Stephan Langen: The rearguard battle around investing in fossil fuels

ESG-investing Energy Transition
Stephan Langen (foto archief ASN Impact Investors)

This column was originally written in Dutch. This is an English translation.

By Stephan Langen, Head of Portfolio Management at ASN Impact Investors

Now that a third major pension fund is exiting fossil investments, the discussion is rearing its head again: does divestment help a sector become more sustainable, or do you make further progress through engagement or even activism? As far as I'm concerned, it's a rearguard action.

As a major investor, should you remain invested in major oil companies? The familiar arguments for and against were listed again last week in the FD.

Are you also under fire?
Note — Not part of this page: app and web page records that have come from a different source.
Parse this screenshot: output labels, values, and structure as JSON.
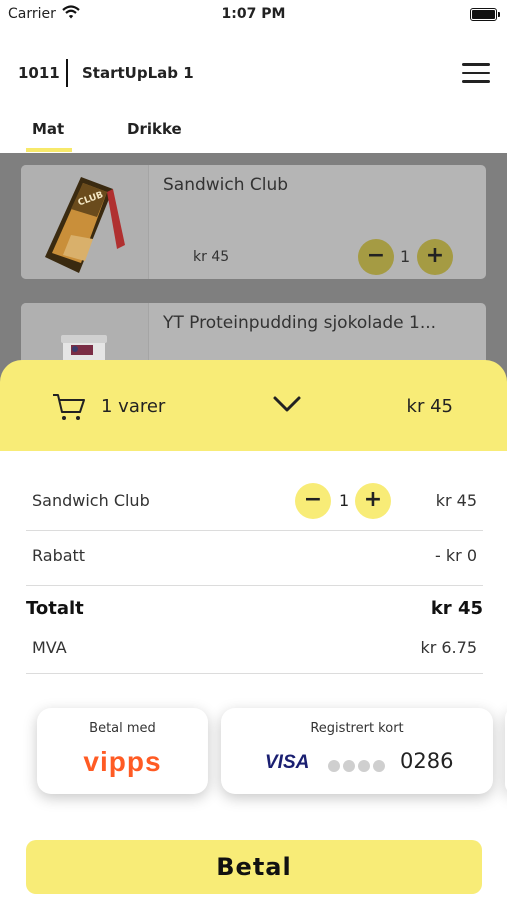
{
  "status_bar": {
    "carrier": "Carrier",
    "time": "1:07 PM"
  },
  "header": {
    "table_number": "1011",
    "venue": "StartUpLab 1"
  },
  "tabs": [
    {
      "label": "Mat",
      "active": true
    },
    {
      "label": "Drikke",
      "active": false
    }
  ],
  "products": [
    {
      "name": "Sandwich Club",
      "price": "kr 45",
      "quantity": "1",
      "icon": "club-sandwich-image"
    },
    {
      "name": "YT Proteinpudding sjokolade 1...",
      "icon": "protein-pudding-image"
    }
  ],
  "cart": {
    "count_label": "1 varer",
    "total": "kr 45",
    "chevron": "chevron-down-icon"
  },
  "order": {
    "item": {
      "name": "Sandwich Club",
      "quantity": "1",
      "price": "kr 45",
      "minus": "−",
      "plus": "+"
    },
    "discount": {
      "label": "Rabatt",
      "value": "- kr 0"
    },
    "total": {
      "label": "Totalt",
      "value": "kr 45"
    },
    "vat": {
      "label": "MVA",
      "value": "kr 6.75"
    }
  },
  "payment": {
    "vipps": {
      "caption": "Betal med",
      "logo": "vipps"
    },
    "card": {
      "caption": "Registrert kort",
      "brand": "VISA",
      "last_digits": "0286"
    }
  },
  "pay_button": "Betal",
  "colors": {
    "accent": "#f8ec77",
    "vipps": "#ff5b24",
    "visa": "#1a1f71"
  }
}
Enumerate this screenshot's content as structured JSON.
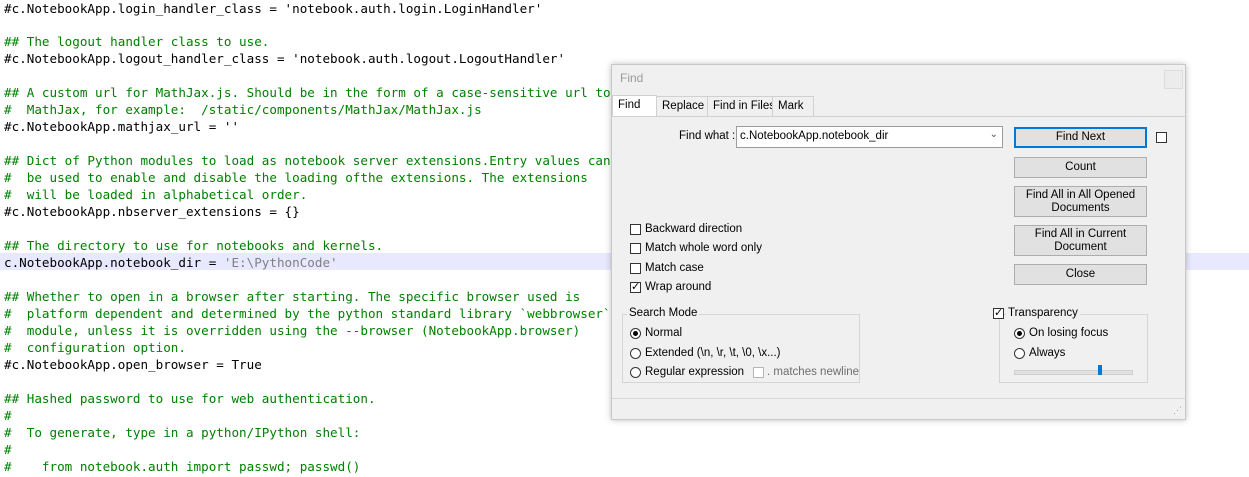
{
  "editor": {
    "lines": [
      {
        "text": "#c.NotebookApp.login_handler_class = 'notebook.auth.login.LoginHandler'",
        "type": "k"
      },
      {
        "text": "",
        "type": "k"
      },
      {
        "text": "## The logout handler class to use.",
        "type": "c"
      },
      {
        "text": "#c.NotebookApp.logout_handler_class = 'notebook.auth.logout.LogoutHandler'",
        "type": "k"
      },
      {
        "text": "",
        "type": "k"
      },
      {
        "text": "## A custom url for MathJax.js. Should be in the form of a case-sensitive url to",
        "type": "c"
      },
      {
        "text": "#  MathJax, for example:  /static/components/MathJax/MathJax.js",
        "type": "c"
      },
      {
        "text": "#c.NotebookApp.mathjax_url = ''",
        "type": "k"
      },
      {
        "text": "",
        "type": "k"
      },
      {
        "text": "## Dict of Python modules to load as notebook server extensions.Entry values can",
        "type": "c"
      },
      {
        "text": "#  be used to enable and disable the loading ofthe extensions. The extensions",
        "type": "c"
      },
      {
        "text": "#  will be loaded in alphabetical order.",
        "type": "c"
      },
      {
        "text": "#c.NotebookApp.nbserver_extensions = {}",
        "type": "k"
      },
      {
        "text": "",
        "type": "k"
      },
      {
        "text": "## The directory to use for notebooks and kernels.",
        "type": "c"
      },
      {
        "text": "c.NotebookApp.notebook_dir = 'E:\\PythonCode'",
        "type": "current"
      },
      {
        "text": "",
        "type": "k"
      },
      {
        "text": "## Whether to open in a browser after starting. The specific browser used is",
        "type": "c"
      },
      {
        "text": "#  platform dependent and determined by the python standard library `webbrowser`",
        "type": "c"
      },
      {
        "text": "#  module, unless it is overridden using the --browser (NotebookApp.browser)",
        "type": "c"
      },
      {
        "text": "#  configuration option.",
        "type": "c"
      },
      {
        "text": "#c.NotebookApp.open_browser = True",
        "type": "k"
      },
      {
        "text": "",
        "type": "k"
      },
      {
        "text": "## Hashed password to use for web authentication.",
        "type": "c"
      },
      {
        "text": "#",
        "type": "c"
      },
      {
        "text": "#  To generate, type in a python/IPython shell:",
        "type": "c"
      },
      {
        "text": "#",
        "type": "c"
      },
      {
        "text": "#    from notebook.auth import passwd; passwd()",
        "type": "c"
      }
    ],
    "current_code": "c.NotebookApp.notebook_dir = ",
    "current_string": "'E:\\PythonCode'"
  },
  "dialog": {
    "title": "Find",
    "tabs": [
      "Find",
      "Replace",
      "Find in Files",
      "Mark"
    ],
    "find_what_label": "Find what :",
    "find_what_value": "c.NotebookApp.notebook_dir",
    "buttons": {
      "find_next": "Find Next",
      "count": "Count",
      "find_all_opened": "Find All in All Opened Documents",
      "find_all_current": "Find All in Current Document",
      "close": "Close"
    },
    "options": {
      "backward": "Backward direction",
      "whole_word": "Match whole word only",
      "match_case": "Match case",
      "wrap_around": "Wrap around"
    },
    "search_mode": {
      "title": "Search Mode",
      "normal": "Normal",
      "extended": "Extended (\\n, \\r, \\t, \\0, \\x...)",
      "regex": "Regular expression",
      "matches_newline": ". matches newline"
    },
    "transparency": {
      "title": "Transparency",
      "on_losing_focus": "On losing focus",
      "always": "Always",
      "level": 0.72
    }
  }
}
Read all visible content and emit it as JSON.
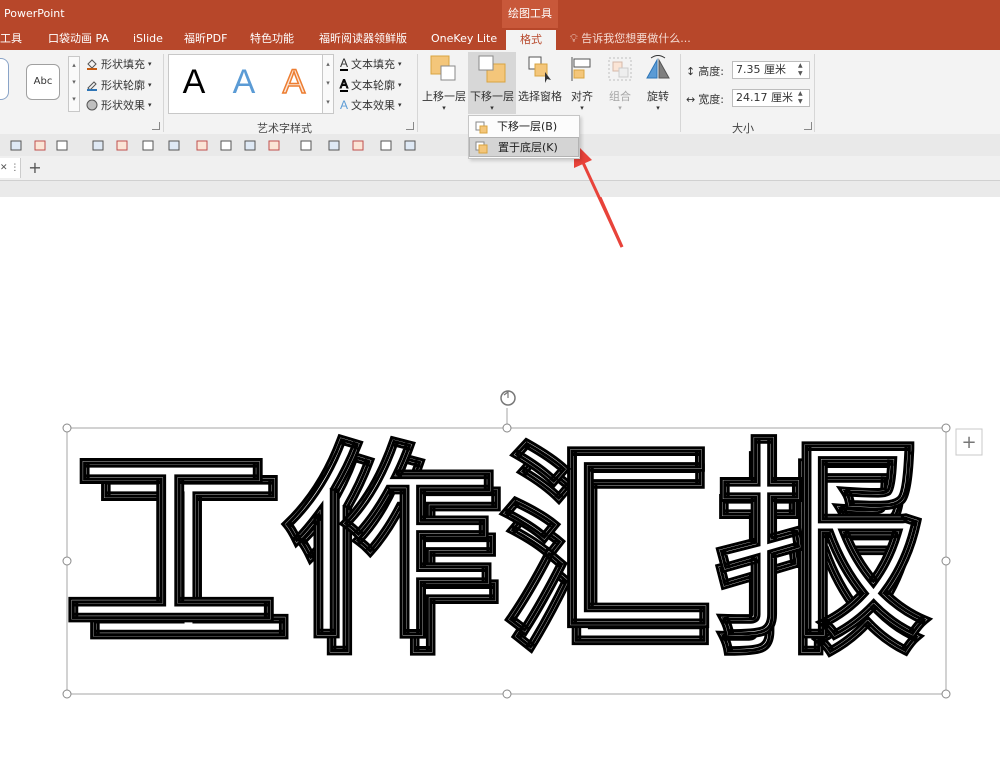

Then hang in there, because the discussion is being conducted with the wrong arguments.

The 'remainers' argue that you can achieve something at fossil companies by putting sustainability on the agenda as a shareholder, for example by voting along with shareholder resolutions, or by conducting a dialogue with the board through engagement. They say that you have to be patient with them, because the transformation of a company with fossil fuels as its core business does not happen overnight. Moreover, say those who remain, oil companies are indispensable for the energy transition. I really miss valid arguments for that last argument.

In the meantime, the 'leavers' in the discussion prefer to vote with their feet: only by divestments, by depriving a company of capital, do you force it to fundamentally change its strategy. The 'stayers' counter this by saying that the place of critical leavers is quickly taken by more lenient shareholders. They leave everything the same, so that the divestment is counterproductive. Being able to claim to do something good apparently takes precedence over the obvious evil of not doing more.

For an investor who acts based on the belief that the economy of the future is fossil-free, the above discussion is not relevant. It does not invest in companies with fossil core activities. And he is also not a party to the above discussion, in which parties that do not dare to make the real choice measure each other.

This is not to say that instruments such as engagement have no place in sustainable investing. It does work, provided it is not focused on what a company does, but on how it carries out those activities and in this case how sustainable its business operations are. And if you want to escalate matters, I also see opportunities for success by putting sustainable proposals on the agenda as a shareholder.

But put it on the agenda of a company that fits within a sustainable future. There are great companies that really accelerate the sustainable transition with their solutions, but do have a CO2 footprint with their activities. In such a case, we are fully on board, but we are just as confident in discussing the decarbonization of activities.

We still see a preference for financial returns over social returns. We still think in economic and not ecological terms. Of course, sustainable investing involves difficult dilemmas. But the choice for a fossil-free future does give you clear direction as an investor. And it frees you from the yes-or-no quagmire in which the fossil discussion will hopefully one day completely disappear.

Stephan Langen is Head of Portfolio Management at ASN Impact Investors. The information in this column is not intended as professional investment advice or as a recommendation to make certain investments.